Report every line of the material that contains the string "icon".
-- THE INPUT follows --
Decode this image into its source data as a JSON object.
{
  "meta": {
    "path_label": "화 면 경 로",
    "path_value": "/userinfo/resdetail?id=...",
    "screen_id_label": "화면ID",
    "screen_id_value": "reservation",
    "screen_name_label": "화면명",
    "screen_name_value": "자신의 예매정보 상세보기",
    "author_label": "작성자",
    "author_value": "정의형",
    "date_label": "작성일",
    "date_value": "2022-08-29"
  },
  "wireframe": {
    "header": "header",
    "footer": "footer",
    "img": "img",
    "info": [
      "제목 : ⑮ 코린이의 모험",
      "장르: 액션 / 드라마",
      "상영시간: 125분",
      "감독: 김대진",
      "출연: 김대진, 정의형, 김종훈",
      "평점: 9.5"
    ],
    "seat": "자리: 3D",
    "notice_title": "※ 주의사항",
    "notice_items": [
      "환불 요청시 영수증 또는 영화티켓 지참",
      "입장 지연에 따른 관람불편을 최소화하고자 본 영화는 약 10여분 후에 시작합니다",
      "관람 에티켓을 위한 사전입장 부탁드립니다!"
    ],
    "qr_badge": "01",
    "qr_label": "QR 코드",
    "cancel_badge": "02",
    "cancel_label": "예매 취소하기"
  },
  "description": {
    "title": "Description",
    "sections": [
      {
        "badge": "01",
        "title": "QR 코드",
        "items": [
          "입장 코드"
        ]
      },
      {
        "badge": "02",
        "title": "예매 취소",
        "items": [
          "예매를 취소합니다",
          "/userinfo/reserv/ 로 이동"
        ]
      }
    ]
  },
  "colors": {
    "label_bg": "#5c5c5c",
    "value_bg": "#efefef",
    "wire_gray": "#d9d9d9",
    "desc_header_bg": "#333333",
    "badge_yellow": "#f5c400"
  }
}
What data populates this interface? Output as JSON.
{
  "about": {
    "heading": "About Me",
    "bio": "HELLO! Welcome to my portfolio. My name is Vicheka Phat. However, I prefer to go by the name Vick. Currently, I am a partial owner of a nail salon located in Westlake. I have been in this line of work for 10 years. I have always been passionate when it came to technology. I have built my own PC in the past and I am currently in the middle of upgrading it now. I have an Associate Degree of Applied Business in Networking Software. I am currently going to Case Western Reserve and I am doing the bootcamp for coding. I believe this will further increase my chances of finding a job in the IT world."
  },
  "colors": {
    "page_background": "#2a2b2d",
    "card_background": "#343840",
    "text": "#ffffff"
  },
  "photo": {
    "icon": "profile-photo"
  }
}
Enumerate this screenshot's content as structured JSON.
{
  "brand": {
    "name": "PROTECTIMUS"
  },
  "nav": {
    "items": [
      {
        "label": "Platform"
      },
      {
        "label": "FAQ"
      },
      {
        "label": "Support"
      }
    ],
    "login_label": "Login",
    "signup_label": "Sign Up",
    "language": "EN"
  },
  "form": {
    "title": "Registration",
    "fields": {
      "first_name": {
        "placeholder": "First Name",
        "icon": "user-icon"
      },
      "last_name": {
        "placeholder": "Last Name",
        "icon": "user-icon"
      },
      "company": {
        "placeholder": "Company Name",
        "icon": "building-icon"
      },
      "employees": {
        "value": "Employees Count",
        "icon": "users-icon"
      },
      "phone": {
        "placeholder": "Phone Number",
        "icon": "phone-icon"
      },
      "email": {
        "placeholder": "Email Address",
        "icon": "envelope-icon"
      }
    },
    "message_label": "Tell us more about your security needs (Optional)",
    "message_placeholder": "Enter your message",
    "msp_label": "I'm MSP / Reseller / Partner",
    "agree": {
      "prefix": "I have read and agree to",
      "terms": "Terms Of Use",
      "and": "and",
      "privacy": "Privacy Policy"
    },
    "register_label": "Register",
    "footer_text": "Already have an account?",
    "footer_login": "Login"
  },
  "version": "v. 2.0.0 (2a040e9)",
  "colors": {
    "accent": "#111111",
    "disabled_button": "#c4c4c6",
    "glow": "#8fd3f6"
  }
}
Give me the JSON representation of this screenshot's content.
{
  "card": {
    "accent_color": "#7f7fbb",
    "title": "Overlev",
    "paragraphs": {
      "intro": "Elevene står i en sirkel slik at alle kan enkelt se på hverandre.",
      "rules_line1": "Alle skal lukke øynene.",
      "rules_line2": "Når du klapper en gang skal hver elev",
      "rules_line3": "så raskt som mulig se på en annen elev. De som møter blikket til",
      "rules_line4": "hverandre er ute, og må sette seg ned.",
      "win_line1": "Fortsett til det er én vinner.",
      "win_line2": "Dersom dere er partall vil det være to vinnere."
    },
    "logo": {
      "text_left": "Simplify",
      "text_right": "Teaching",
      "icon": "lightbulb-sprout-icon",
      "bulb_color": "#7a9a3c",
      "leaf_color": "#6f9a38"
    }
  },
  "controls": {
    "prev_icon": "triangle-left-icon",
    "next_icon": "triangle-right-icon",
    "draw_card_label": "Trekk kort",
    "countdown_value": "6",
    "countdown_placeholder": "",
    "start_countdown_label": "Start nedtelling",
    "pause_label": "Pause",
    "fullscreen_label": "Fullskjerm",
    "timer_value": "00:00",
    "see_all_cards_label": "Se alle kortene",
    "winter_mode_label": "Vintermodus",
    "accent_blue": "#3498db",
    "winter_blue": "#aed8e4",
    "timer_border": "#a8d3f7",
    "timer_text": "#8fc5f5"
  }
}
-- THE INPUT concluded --
* ANSWER SECTION *
    "icon": "profile-photo"
        "icon": "user-icon"
        "icon": "user-icon"
        "icon": "building-icon"
        "icon": "users-icon"
        "icon": "phone-icon"
        "icon": "envelope-icon"
      "icon": "lightbulb-sprout-icon",
    "prev_icon": "triangle-left-icon",
    "next_icon": "triangle-right-icon",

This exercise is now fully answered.